It is human nature to find companionship with those who are more similar to us and come from the same background. However, Islam is bigger than that. Islam is all about the struggle against human nature, the self, and to live for equality, justice, and love.
We can all agree wholeheartedly that Islam is a religion for all people. Unfortunately, when we look around our Islamic centers or mosques, we see that some believe the opposite. As much as we want to say that we are accepting of all cultures and have friends of all backgrounds, we cannot say that we treat and act the same with people of a different race or ethnicity.
Don’t believe me? Take a look around your Islamic center next time. See the many groups of people, all segregated by cultural background. I’m not trying to say we should not keep friends of the same ethnicity. What I am saying is that we do not treat our “friends” of different descent the same way we treat our friends who share the same culture. It is a blessing that we can share our stories with, help when in need, joke with, and sit at dinner with, our friends who are of the same ethnicity. But why can’t we truly understand our blessing and do so with our Muslim brothers and sisters of a different ethnicity who we deal with so formally and stranger-like?
It is human nature to find companionship with those who are more similar to us and come from the same background. However, Islam is bigger than that. Islam is all about the struggle against human nature, the self, and to live for equality, justice, and love. It may be harder to be best friends with someone who doesn’t speak your language, and I’m not saying you should be. But I am saying that we need to break our boundaries and touch base with every Muslim brother and sister we come across, especially those who we see regularly at our Islamic centers.
I hope we all have read the verse in our Holy Qur’an that says: “O mankind! We created you from a single (pair) of a male and a female, and made you into nations and tribes, so that you may know (and not despise) each other. Verily, the most honored of you in the sight of Allah is the most righteous of you. And Allah has full knowledge and is well-acquainted with all things.” (49:13)

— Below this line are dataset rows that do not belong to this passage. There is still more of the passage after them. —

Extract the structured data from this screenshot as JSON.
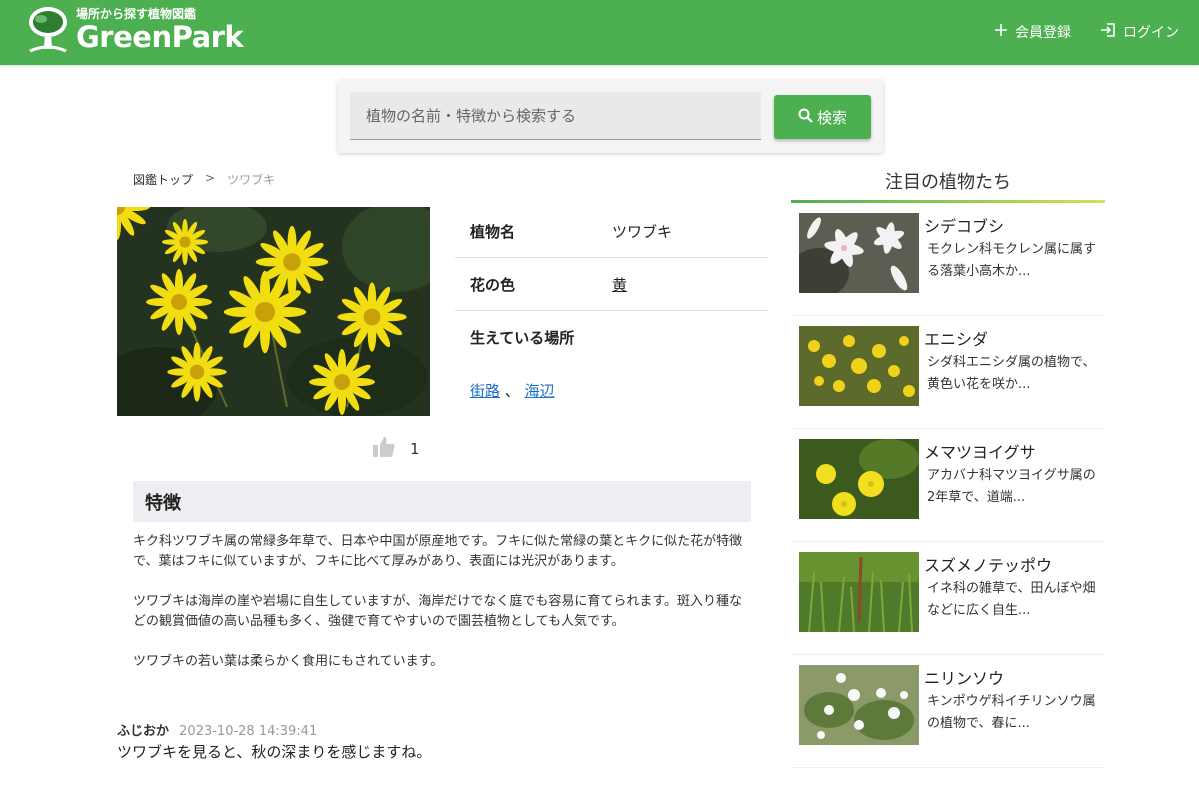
{
  "header": {
    "tagline": "場所から探す植物図鑑",
    "brand": "GreenPark",
    "nav": {
      "register": "会員登録",
      "login": "ログイン"
    }
  },
  "search": {
    "placeholder": "植物の名前・特徴から検索する",
    "button": "検索"
  },
  "breadcrumb": {
    "top": "図鑑トップ",
    "separator": ">",
    "current": "ツワブキ"
  },
  "plant": {
    "name_label": "植物名",
    "name": "ツワブキ",
    "color_label": "花の色",
    "color": "黄",
    "place_label": "生えている場所",
    "places": [
      "街路",
      "海辺"
    ],
    "place_separator": "、",
    "likes": "1"
  },
  "features": {
    "heading": "特徴",
    "paragraphs": [
      "キク科ツワブキ属の常緑多年草で、日本や中国が原産地です。フキに似た常緑の葉とキクに似た花が特徴で、葉はフキに似ていますが、フキに比べて厚みがあり、表面には光沢があります。",
      "ツワブキは海岸の崖や岩場に自生していますが、海岸だけでなく庭でも容易に育てられます。斑入り種などの観賞価値の高い品種も多く、強健で育てやすいので園芸植物としても人気です。",
      "ツワブキの若い葉は柔らかく食用にもされています。"
    ]
  },
  "comment": {
    "author": "ふじおか",
    "time": "2023-10-28 14:39:41",
    "text": "ツワブキを見ると、秋の深まりを感じますね。"
  },
  "sidebar": {
    "title": "注目の植物たち",
    "items": [
      {
        "name": "シデコブシ",
        "desc": "モクレン科モクレン属に属する落葉小高木か..."
      },
      {
        "name": "エニシダ",
        "desc": "シダ科エニシダ属の植物で、黄色い花を咲か..."
      },
      {
        "name": "メマツヨイグサ",
        "desc": "アカバナ科マツヨイグサ属の2年草で、道端..."
      },
      {
        "name": "スズメノテッポウ",
        "desc": "イネ科の雑草で、田んぼや畑などに広く自生..."
      },
      {
        "name": "ニリンソウ",
        "desc": "キンポウゲ科イチリンソウ属の植物で、春に..."
      }
    ]
  },
  "colors": {
    "brand_green": "#4caf50",
    "link_blue": "#1a6fc4"
  }
}
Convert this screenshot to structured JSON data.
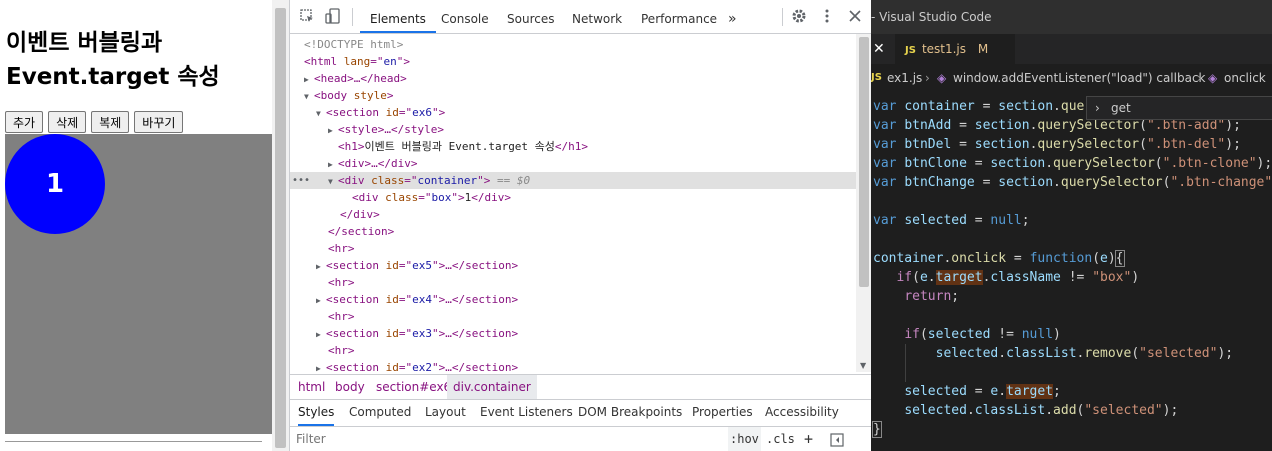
{
  "page": {
    "heading_line1": "이벤트 버블링과",
    "heading_line2": "Event.target 속성",
    "buttons": [
      "추가",
      "삭제",
      "복제",
      "바꾸기"
    ],
    "box_text": "1",
    "colors": {
      "container": "#808080",
      "box": "#0000ff"
    }
  },
  "devtools": {
    "tabs": [
      "Elements",
      "Console",
      "Sources",
      "Network",
      "Performance"
    ],
    "active_tab": "Elements",
    "more_tabs_icon": "»",
    "icons": [
      "inspect-icon",
      "device-toggle-icon",
      "gear-icon",
      "more-vert-icon",
      "close-icon"
    ],
    "dom_lines": [
      {
        "raw": "<!DOCTYPE html>"
      },
      {
        "open": "html",
        "attr": "lang",
        "val": "en"
      },
      {
        "collapsed": "<head>…</head>"
      },
      {
        "open": "body",
        "attr": "style",
        "val": ""
      },
      {
        "open": "section",
        "attr": "id",
        "val": "ex6"
      },
      {
        "collapsed": "<style>…</style>"
      },
      {
        "h1_text": "이벤트 버블링과 Event.target 속성"
      },
      {
        "collapsed": "<div>…</div>"
      },
      {
        "open": "div",
        "attr": "class",
        "val": "container",
        "suffix": "== $0"
      },
      {
        "box": "1"
      },
      {
        "close": "</div>"
      },
      {
        "close": "</section>"
      },
      {
        "tag": "<hr>"
      },
      {
        "section": "ex5"
      },
      {
        "tag": "<hr>"
      },
      {
        "section": "ex4"
      },
      {
        "tag": "<hr>"
      },
      {
        "section": "ex3"
      },
      {
        "tag": "<hr>"
      },
      {
        "section": "ex2"
      }
    ],
    "breadcrumbs": [
      "html",
      "body",
      "section#ex6",
      "div.container"
    ],
    "subtabs": [
      "Styles",
      "Computed",
      "Layout",
      "Event Listeners",
      "DOM Breakpoints",
      "Properties",
      "Accessibility"
    ],
    "active_subtab": "Styles",
    "filter_placeholder": "Filter",
    "filter_buttons": [
      ":hov",
      ".cls",
      "+"
    ]
  },
  "vscode": {
    "title": "- Visual Studio Code",
    "tab": {
      "icon": "JS",
      "name": "test1.js",
      "status": "M"
    },
    "breadcrumb": {
      "file_icon": "JS",
      "file": "ex1.js",
      "callback": "window.addEventListener(\"load\") callback",
      "symbol": "onclick"
    },
    "suggest": "get",
    "code_lines": [
      "var container = section.quer",
      "var btnAdd = section.querySelector(\".btn-add\");",
      "var btnDel = section.querySelector(\".btn-del\");",
      "var btnClone = section.querySelector(\".btn-clone\");",
      "var btnChange = section.querySelector(\".btn-change\");",
      "",
      "var selected = null;",
      "",
      "container.onclick = function(e){",
      "    if(e.target.className != \"box\")",
      "    return;",
      "",
      "    if(selected != null)",
      "        selected.classList.remove(\"selected\");",
      "",
      "    selected = e.target;",
      "    selected.classList.add(\"selected\");",
      "}"
    ]
  }
}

I do not think it is necessary to cite examples, because we are all aware of it. Sometimes it is just hard to accept that there is a problem, because we fear being wrong. But let’s face it, we are wrong. We find comfort in stereotyping, because it saves us from having to be another shoulder to lean on or a car ride home.

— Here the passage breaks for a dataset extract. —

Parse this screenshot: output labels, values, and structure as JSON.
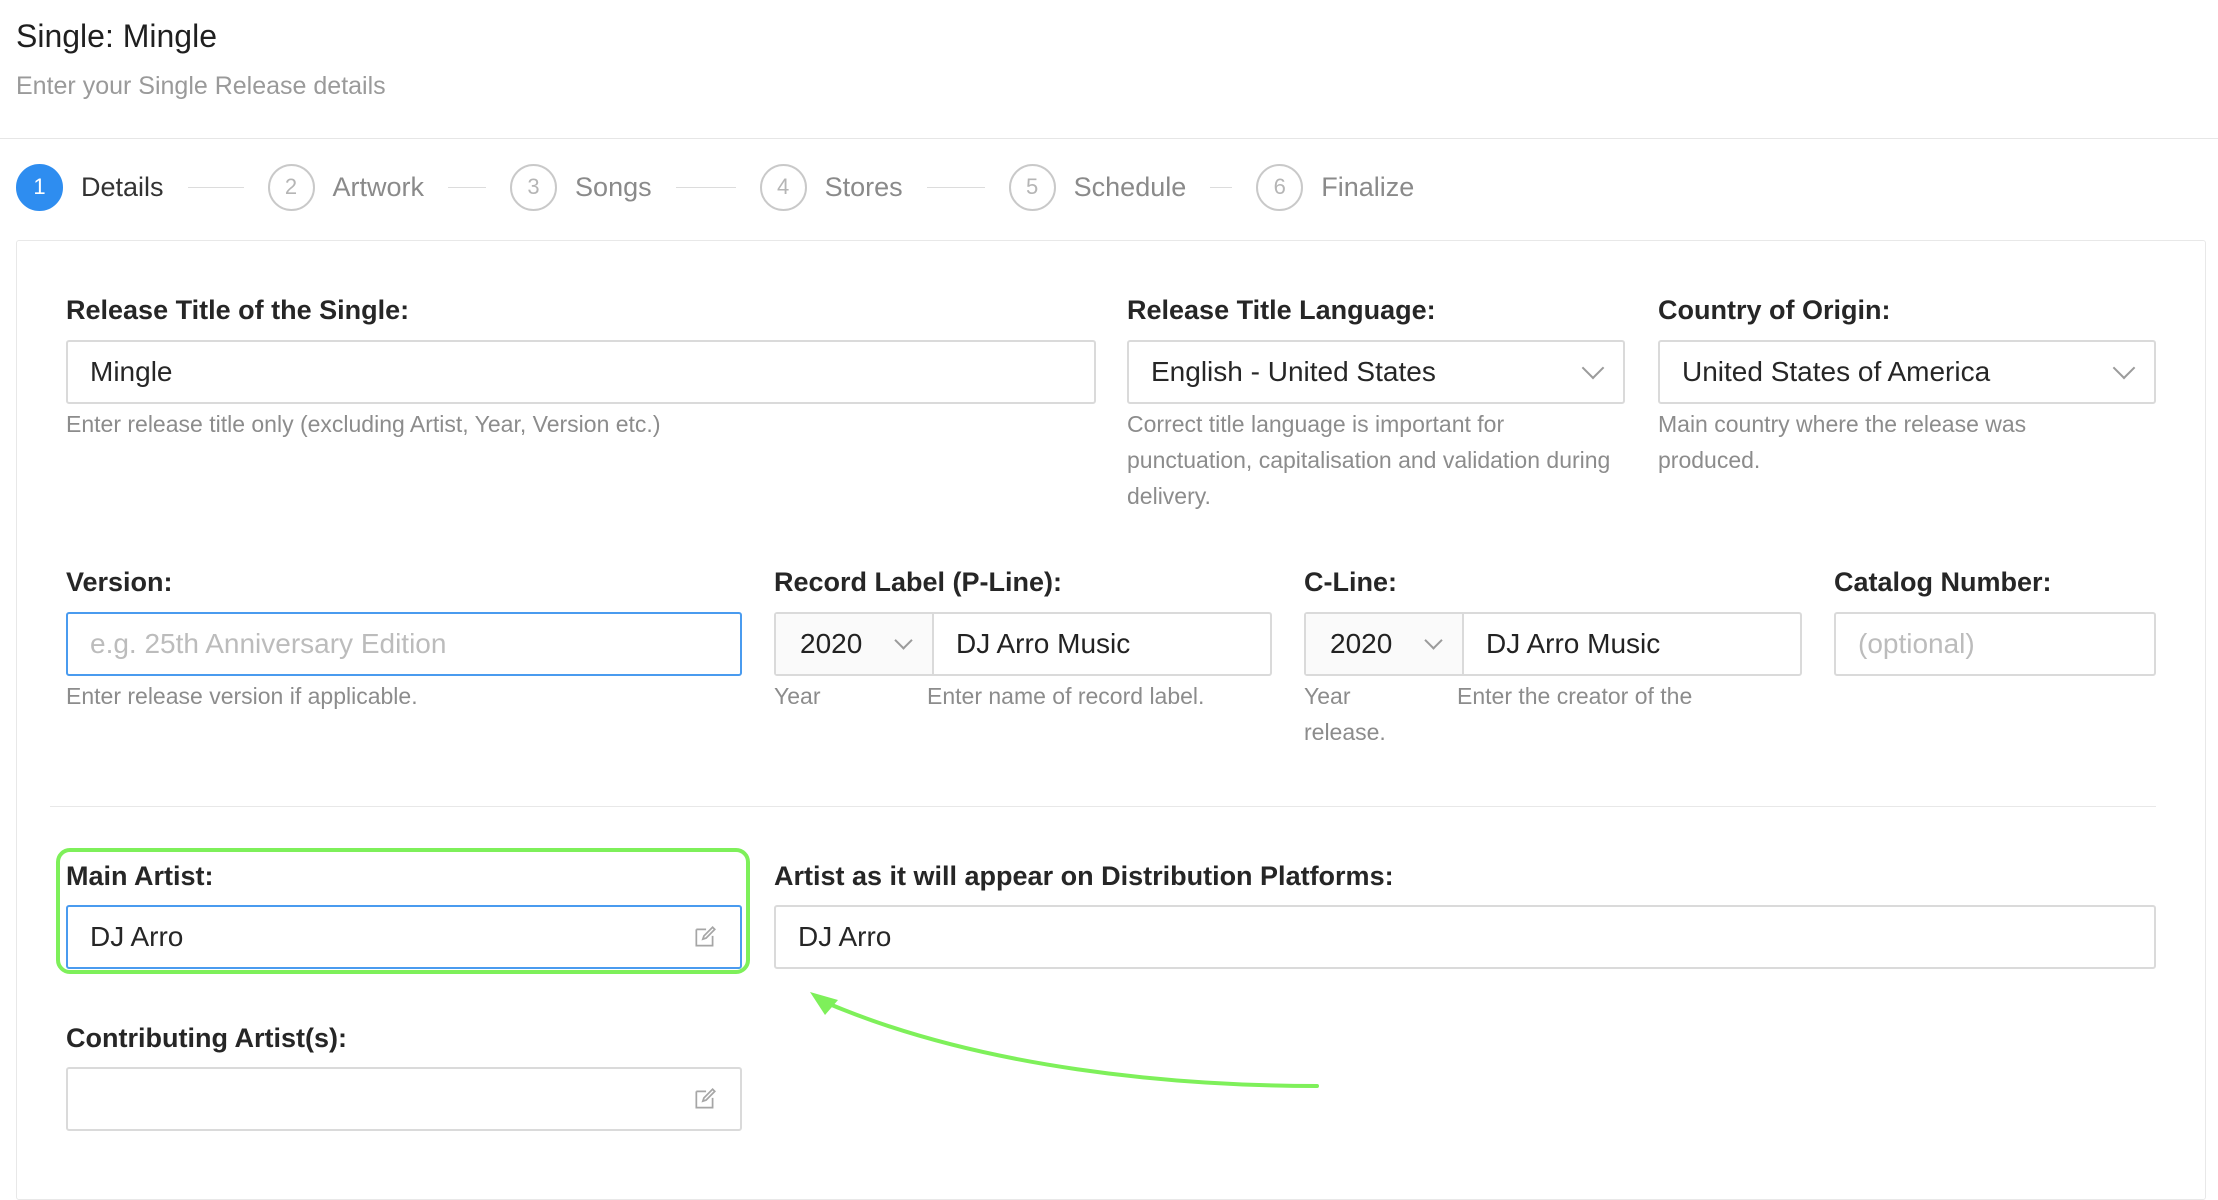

I hate to brag, but I can honestly say that within the younger generations, I have seen less racism and more unity. I have seen a group consisting of a Hyderabadi, a Khoja, an Iranian, and an Arab enjoying themselves in the dining hall over their plates of “hot” and “non-hot” food. I can look over at the adults and see one group of Iranians, one of Pakistanis, one of the reverts, one of Indians, and one of Arabs. Like I said before, I am not saying we must drop all of our current friends, but why can’t we expand our horizons? Why don’t we take heed to the words of Qur’an and know each other?
It is common in conversation to hear blanket statements about another race or ethnicity, even in Islamic centers. Islam is beyond that. Although we know that it doesn’t mean every single person who belongs to that culture is the same, thinking in this way stops us from moving forward. We can see racism most when it comes to marriage. Sadly, rather than fearing their kids losing all Islamic values, most parents just fear their kid will want to marry someone out of their culture. The majority of youngsters are ready to marry and find a spouse based solely on their faith and how practicing they are; elders tend to think that marrying out of culture is crazy and out of the question. Every marriage has its problems; cultural differences are challenges which in fact strengthen a relationship. Thinking that it is impossible and nothing but asking for failure is a mentality which will continue until we see the beauty in Allah’s creations, until we learn to share and accept everyone we meet, especially in our own centers.
We can see our first case of racism involving Shaitan. When he was ordered to bow to Prophet Adam (peace be upon him), he would not because he said he was better than him. A feeling of “I’m better than [insert ethnic group]” can ruin us. This is what we see at Hajj, an obligatory act commanded by our Creator and a beautiful sign of our equality. We all move towards the same goal, in the same clothes, in the same way. We are different because of nothing more than our deeds.
So let us move forward. The next time there is a big program at your Islamic center, take the initiative to sit next to that Iranian, Pakistani, Arab, or American brother or sister you’ve only said Salam to and smiled at for years yet know nothing about him or her. Get to know them, be a real brother or sister. As Muslims, we are supposed to be each other’s support. If we know nothing about each other and cannot overlook differences, what makes us any different from racists who walk the streets of the world in a full attack against Muslims? We cannot complain about those hating us when we cannot even learn to accept each other.
Let us remember the saying of Imam Ja’far as-Sadiq (peace be upon him), “Whosoever possesses in his heart Asabiyyah (prejudice in any of its forms such as tribalism, racism, nationalism) even to the extent of a mustard seed, God will raise him on the Day of Resurrection with the (pagan) Bedouins of the Jahiliyyah (the pre-Islamic era).”